How to complete this task => Line by line, copy out the data below exactly.

Records for this exercise =>
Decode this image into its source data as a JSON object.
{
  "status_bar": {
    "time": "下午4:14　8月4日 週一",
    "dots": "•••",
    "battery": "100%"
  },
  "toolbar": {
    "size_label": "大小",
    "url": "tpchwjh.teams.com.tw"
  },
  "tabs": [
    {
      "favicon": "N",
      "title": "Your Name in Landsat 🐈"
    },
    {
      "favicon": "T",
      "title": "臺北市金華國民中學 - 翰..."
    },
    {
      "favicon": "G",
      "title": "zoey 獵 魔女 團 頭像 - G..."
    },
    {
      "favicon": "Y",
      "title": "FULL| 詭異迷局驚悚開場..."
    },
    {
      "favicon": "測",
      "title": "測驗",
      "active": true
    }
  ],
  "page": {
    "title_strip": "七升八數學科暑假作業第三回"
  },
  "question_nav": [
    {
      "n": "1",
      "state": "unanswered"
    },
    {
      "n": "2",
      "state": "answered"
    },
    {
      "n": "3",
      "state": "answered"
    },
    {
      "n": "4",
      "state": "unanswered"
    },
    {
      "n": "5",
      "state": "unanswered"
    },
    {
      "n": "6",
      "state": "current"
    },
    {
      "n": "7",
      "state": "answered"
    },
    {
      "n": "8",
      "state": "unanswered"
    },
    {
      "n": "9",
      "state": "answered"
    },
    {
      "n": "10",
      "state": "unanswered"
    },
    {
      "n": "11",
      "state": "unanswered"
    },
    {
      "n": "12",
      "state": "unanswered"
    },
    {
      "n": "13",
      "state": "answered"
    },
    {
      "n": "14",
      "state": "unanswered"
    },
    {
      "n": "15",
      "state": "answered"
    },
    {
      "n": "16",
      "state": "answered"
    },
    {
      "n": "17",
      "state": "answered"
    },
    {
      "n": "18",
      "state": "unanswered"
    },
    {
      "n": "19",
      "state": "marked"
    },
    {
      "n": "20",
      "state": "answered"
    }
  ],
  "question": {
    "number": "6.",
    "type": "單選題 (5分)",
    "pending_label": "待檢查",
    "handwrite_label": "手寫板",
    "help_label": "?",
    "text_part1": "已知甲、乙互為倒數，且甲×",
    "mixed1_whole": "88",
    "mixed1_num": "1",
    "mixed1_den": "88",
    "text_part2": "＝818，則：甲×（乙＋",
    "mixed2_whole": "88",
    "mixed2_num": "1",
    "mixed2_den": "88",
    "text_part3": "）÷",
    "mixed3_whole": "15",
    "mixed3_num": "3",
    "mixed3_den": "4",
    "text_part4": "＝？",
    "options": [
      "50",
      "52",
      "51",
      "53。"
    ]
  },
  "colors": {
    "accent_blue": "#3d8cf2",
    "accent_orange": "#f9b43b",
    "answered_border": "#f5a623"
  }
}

Output below =>
Decode this image into its source data as a JSON object.
{
  "status_bar": {
    "time": "下午4:14　8月4日 週一",
    "dots": "•••",
    "battery": "100%"
  },
  "toolbar": {
    "size_label": "大小",
    "url": "tpchwjh.teams.com.tw"
  },
  "tabs": [
    {
      "favicon": "N",
      "title": "Your Name in Landsat 🐈"
    },
    {
      "favicon": "T",
      "title": "臺北市金華國民中學 - 翰..."
    },
    {
      "favicon": "G",
      "title": "zoey 獵 魔女 團 頭像 - G..."
    },
    {
      "favicon": "Y",
      "title": "FULL| 詭異迷局驚悚開場..."
    },
    {
      "favicon": "測",
      "title": "測驗",
      "active": true
    }
  ],
  "page": {
    "title_strip": "七升八數學科暑假作業第三回"
  },
  "question_nav": [
    {
      "n": "1",
      "state": "unanswered"
    },
    {
      "n": "2",
      "state": "answered"
    },
    {
      "n": "3",
      "state": "answered"
    },
    {
      "n": "4",
      "state": "unanswered"
    },
    {
      "n": "5",
      "state": "unanswered"
    },
    {
      "n": "6",
      "state": "current"
    },
    {
      "n": "7",
      "state": "answered"
    },
    {
      "n": "8",
      "state": "unanswered"
    },
    {
      "n": "9",
      "state": "answered"
    },
    {
      "n": "10",
      "state": "unanswered"
    },
    {
      "n": "11",
      "state": "unanswered"
    },
    {
      "n": "12",
      "state": "unanswered"
    },
    {
      "n": "13",
      "state": "answered"
    },
    {
      "n": "14",
      "state": "unanswered"
    },
    {
      "n": "15",
      "state": "answered"
    },
    {
      "n": "16",
      "state": "answered"
    },
    {
      "n": "17",
      "state": "answered"
    },
    {
      "n": "18",
      "state": "unanswered"
    },
    {
      "n": "19",
      "state": "marked"
    },
    {
      "n": "20",
      "state": "answered"
    }
  ],
  "question": {
    "number": "6.",
    "type": "單選題 (5分)",
    "pending_label": "待檢查",
    "handwrite_label": "手寫板",
    "help_label": "?",
    "text_part1": "已知甲、乙互為倒數，且甲×",
    "mixed1_whole": "88",
    "mixed1_num": "1",
    "mixed1_den": "88",
    "text_part2": "＝818，則：甲×（乙＋",
    "mixed2_whole": "88",
    "mixed2_num": "1",
    "mixed2_den": "88",
    "text_part3": "）÷",
    "mixed3_whole": "15",
    "mixed3_num": "3",
    "mixed3_den": "4",
    "text_part4": "＝？",
    "options": [
      "50",
      "52",
      "51",
      "53。"
    ]
  },
  "colors": {
    "accent_blue": "#3d8cf2",
    "accent_orange": "#f9b43b",
    "answered_border": "#f5a623"
  }
}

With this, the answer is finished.